The Corner


Will Combining Purdue and Kaplan Improve Higher Education?

Mitch Daniels was an excellent governor, keeping Indiana in the black and avoiding the ruinous spending and regulation that are dragging down many other states. After leaving office, he took over the presidency of Purdue University, which he has also been successfully managing. (One measure of that is the silence — we are not hearing about idiotic protests and craven administrative moves to pacify the SJW types at Purdue.)

Now Daniels has done something really outside the norm for college presidents — he arranged a deal to purchase online, for-profit, Kaplan University. In today’s Martin Center article, Jane Shaw examines the deal and its possible implications.

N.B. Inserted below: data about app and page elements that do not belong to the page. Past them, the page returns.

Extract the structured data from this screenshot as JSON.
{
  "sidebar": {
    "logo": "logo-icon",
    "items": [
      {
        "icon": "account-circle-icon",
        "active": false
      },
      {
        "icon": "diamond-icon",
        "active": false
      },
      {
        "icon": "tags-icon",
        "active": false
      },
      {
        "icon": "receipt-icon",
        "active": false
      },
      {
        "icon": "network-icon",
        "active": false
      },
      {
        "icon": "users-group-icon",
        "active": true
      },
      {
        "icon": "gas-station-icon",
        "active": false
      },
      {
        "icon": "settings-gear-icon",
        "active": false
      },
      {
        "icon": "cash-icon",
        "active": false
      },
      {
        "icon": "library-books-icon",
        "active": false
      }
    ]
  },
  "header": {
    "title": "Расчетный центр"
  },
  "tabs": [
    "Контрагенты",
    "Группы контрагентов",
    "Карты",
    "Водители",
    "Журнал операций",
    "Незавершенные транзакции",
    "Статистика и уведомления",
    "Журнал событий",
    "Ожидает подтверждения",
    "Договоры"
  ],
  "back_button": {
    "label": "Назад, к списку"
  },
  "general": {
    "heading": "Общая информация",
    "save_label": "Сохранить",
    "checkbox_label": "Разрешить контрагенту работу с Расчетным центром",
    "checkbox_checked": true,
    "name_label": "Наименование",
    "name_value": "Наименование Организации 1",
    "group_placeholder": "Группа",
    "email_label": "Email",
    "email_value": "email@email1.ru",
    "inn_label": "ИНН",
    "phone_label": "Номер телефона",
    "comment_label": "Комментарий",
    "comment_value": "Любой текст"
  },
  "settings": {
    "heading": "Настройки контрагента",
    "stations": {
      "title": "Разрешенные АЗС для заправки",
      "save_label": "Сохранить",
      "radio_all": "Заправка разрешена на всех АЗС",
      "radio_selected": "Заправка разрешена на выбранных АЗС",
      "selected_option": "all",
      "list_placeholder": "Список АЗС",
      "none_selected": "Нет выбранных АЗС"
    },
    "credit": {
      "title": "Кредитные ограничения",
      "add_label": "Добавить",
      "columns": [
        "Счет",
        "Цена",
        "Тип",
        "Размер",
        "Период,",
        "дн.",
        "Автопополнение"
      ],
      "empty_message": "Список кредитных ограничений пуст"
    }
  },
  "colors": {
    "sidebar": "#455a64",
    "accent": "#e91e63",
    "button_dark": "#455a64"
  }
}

One big result will be that students who pursue their degrees through the old Kaplan (for now called “NewU”) will be able to get undergraduate degrees for about half the cost that students who go to Purdue will face. How will that affect the traditional Purdue, especially the faculty? Nobody really knows.

It seems, however, that the deal will probably cause some distress for Purdue faculty, judged by the reaction of the AAUP. Shaw notes that it has gone to DEFCON 5 over the deal, declaring that it must be stopped because it’s supposedly terrible to mix nonprofit and for-profit education. That’s utter baloney, but the AAUP is sure to pull out all the stops in trying to prevent NewU from getting off the ground.

If this venture succeeds, it will, Shaw writes, “send shock waves through academia.” Let’s hope it does, because nothing in America more needs to receive some shock waves than our higher-education system.

George Leef is the the director of editorial content at the James G. Martin Center for Academic Renewal.